“I became an instant rock star as the only student out of 28 from Hawaiʻi,” shares Hoapili. “Participating in the program opened my eyes and changed my perception of work that NASA does for our country.”

Once accepted into the program, Hoapili participated in an intense online course for five weeks in preparation for her onsite experience at the NASA Jet Propulsion Laboratory in Pasadena, California. During her experience, the students were split up into four groups of nine individuals working in a team environment to plan a mission to Mars.
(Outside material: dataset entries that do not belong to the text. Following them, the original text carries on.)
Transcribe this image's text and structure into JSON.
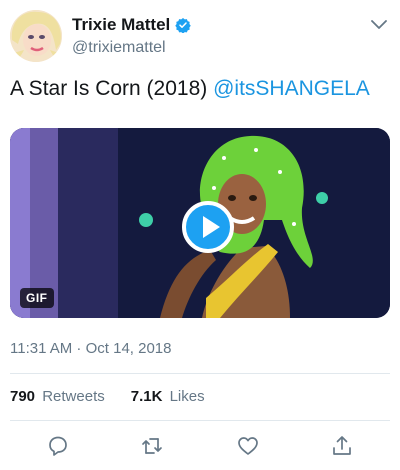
{
  "author": {
    "display_name": "Trixie Mattel",
    "handle": "@trixiemattel",
    "verified": true
  },
  "tweet": {
    "text": "A Star Is Corn (2018)",
    "mention": "@itsSHANGELA"
  },
  "media": {
    "type": "gif",
    "badge_label": "GIF"
  },
  "meta": {
    "timestamp": "11:31 AM · Oct 14, 2018"
  },
  "stats": {
    "retweets_count": "790",
    "retweets_label": "Retweets",
    "likes_count": "7.1K",
    "likes_label": "Likes"
  },
  "icons": {
    "verified": "verified-badge-icon",
    "menu": "chevron-down-icon",
    "play": "play-icon",
    "reply": "reply-icon",
    "retweet": "retweet-icon",
    "like": "heart-icon",
    "share": "share-icon"
  },
  "colors": {
    "link": "#1b95e0",
    "verified": "#1da1f2",
    "secondary_text": "#657786",
    "divider": "#e1e8ed"
  }
}
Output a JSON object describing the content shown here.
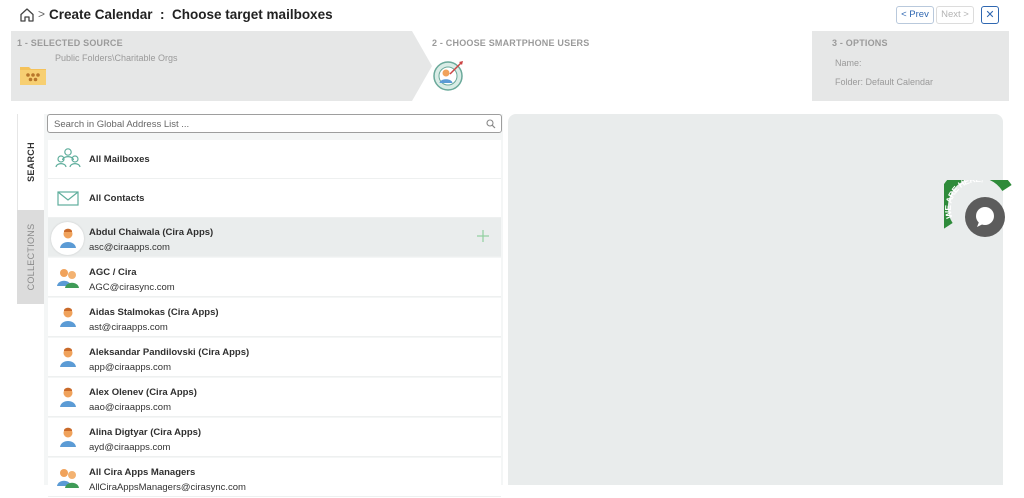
{
  "header": {
    "title": "Create Calendar  :  Choose target mailboxes",
    "breadcrumb_separator": ">",
    "prev_label": "< Prev",
    "next_label": "Next >",
    "close_label": "✕"
  },
  "steps": [
    {
      "label": "1 - SELECTED SOURCE",
      "lines": [
        "Public Folders\\Charitable Orgs"
      ],
      "icon": "folder-people-icon",
      "state": "done"
    },
    {
      "label": "2 - CHOOSE SMARTPHONE USERS",
      "lines": [],
      "icon": "target-user-icon",
      "state": "active"
    },
    {
      "label": "3 - OPTIONS",
      "lines": [
        "Name:",
        "Folder: Default Calendar"
      ],
      "icon": "",
      "state": "pending"
    }
  ],
  "side_tabs": [
    {
      "label": "SEARCH",
      "active": true
    },
    {
      "label": "COLLECTIONS",
      "active": false
    }
  ],
  "search": {
    "placeholder": "Search in Global Address List ...",
    "value": ""
  },
  "special_items": [
    {
      "label": "All Mailboxes",
      "icon": "users-group-icon"
    },
    {
      "label": "All Contacts",
      "icon": "envelope-icon"
    }
  ],
  "people": [
    {
      "name": "Abdul Chaiwala (Cira Apps)",
      "email": "asc@ciraapps.com",
      "type": "user",
      "selected": true
    },
    {
      "name": "AGC / Cira",
      "email": "AGC@cirasync.com",
      "type": "group",
      "selected": false
    },
    {
      "name": "Aidas Stalmokas (Cira Apps)",
      "email": "ast@ciraapps.com",
      "type": "user",
      "selected": false
    },
    {
      "name": "Aleksandar Pandilovski (Cira Apps)",
      "email": "app@ciraapps.com",
      "type": "user",
      "selected": false
    },
    {
      "name": "Alex Olenev (Cira Apps)",
      "email": "aao@ciraapps.com",
      "type": "user",
      "selected": false
    },
    {
      "name": "Alina Digtyar (Cira Apps)",
      "email": "ayd@ciraapps.com",
      "type": "user",
      "selected": false
    },
    {
      "name": "All Cira Apps Managers",
      "email": "AllCiraAppsManagers@cirasync.com",
      "type": "group",
      "selected": false
    }
  ],
  "chat_widget": {
    "text": "WE ARE HERE!"
  },
  "colors": {
    "accent": "#2f67b1",
    "green": "#2e8b3a",
    "avatar_orange": "#f08a3c",
    "avatar_blue": "#5b9bd5",
    "panel_gray": "#e9ecec"
  }
}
“We all had to select a job we had to fulfill on our team. I was the programmer in which my job was to write a program that would instruct the robot to collect samples on Mars,” Hoapili explained.

The Computing, Electronics, Networking Technology (CENT) major had to meet certain criteria to be considered for the program, which included being a registered community college student for either the summer and fall semesters, have at least a cumulative of 9 hours in a STEM discipline and committing 12 to 14 weeks working with NASA.

Hoapili with her NASA teammates

Hoapili with her NASA teammates

One of Hoapili’s English instructors had this to say about her: “She is a problem solver who is not afraid of trying. I wasn’t surprised when Jasmine told me she was selected for NASA’s program. Her determination and willingness to work hard and take risks earned her this opportunity. She is a great role model for Honolulu CC students.”

In addition to being a NASA Scholar, she is an active member of the Team Hawaiʻi Robotics Club based at Honolulu CC and has competed in the Nagoya Micro Robot Maze Competition. She is an ʻIKE Scholar, a University of Hawaiʻi Pre-Engineering Education Collaborative supporting Hawaiian students interested in a career path in engineering, and she also completed an internship with the Akamai Workforce Initiative at the Institute for Astronomy in Kula, Maui.

“I am so grateful to Team Hawaiʻi Robotics advisor Mr. Norman Takeya and Ms. Tasha Kawamata Ryan with the ʻIKE Scholars program for encouraging me to apply for this opportunity!”

Hoapili plans on continuing her education in the field of mechanical engineering.